* _Problem to solve_:
Select, from the data, each line where "time" occurs.

Available data below:

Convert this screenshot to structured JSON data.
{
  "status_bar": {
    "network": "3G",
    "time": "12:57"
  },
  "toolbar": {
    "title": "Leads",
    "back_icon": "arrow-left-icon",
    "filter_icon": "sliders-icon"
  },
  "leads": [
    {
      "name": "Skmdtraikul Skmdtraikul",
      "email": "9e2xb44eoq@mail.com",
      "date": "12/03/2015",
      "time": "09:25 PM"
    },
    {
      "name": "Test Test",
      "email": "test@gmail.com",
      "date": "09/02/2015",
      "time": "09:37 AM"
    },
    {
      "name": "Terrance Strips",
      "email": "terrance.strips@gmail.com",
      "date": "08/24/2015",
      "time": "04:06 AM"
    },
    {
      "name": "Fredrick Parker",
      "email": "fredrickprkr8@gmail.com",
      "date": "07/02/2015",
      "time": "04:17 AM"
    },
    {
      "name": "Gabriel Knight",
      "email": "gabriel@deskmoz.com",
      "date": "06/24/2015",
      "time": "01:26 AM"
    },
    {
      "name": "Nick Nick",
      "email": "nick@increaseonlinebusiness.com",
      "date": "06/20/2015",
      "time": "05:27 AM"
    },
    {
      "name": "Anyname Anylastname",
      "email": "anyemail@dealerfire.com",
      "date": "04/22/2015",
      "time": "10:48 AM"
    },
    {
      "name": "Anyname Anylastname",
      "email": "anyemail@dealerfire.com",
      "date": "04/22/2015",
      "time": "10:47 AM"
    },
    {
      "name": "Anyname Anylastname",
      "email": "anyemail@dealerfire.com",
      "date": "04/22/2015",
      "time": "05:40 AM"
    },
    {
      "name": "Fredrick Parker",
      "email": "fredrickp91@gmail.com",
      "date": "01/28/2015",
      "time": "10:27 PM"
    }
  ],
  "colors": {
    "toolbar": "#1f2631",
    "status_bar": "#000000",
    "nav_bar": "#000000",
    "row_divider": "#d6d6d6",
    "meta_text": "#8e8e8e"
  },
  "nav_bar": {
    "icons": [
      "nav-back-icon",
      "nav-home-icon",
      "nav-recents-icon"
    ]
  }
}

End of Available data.

* _Answer to this problem_:
    "time": "12:57"
      "time": "09:25 PM"
      "time": "09:37 AM"
      "time": "04:06 AM"
      "time": "04:17 AM"
      "time": "01:26 AM"
      "time": "05:27 AM"
      "time": "10:48 AM"
      "time": "10:47 AM"
      "time": "05:40 AM"
      "time": "10:27 PM"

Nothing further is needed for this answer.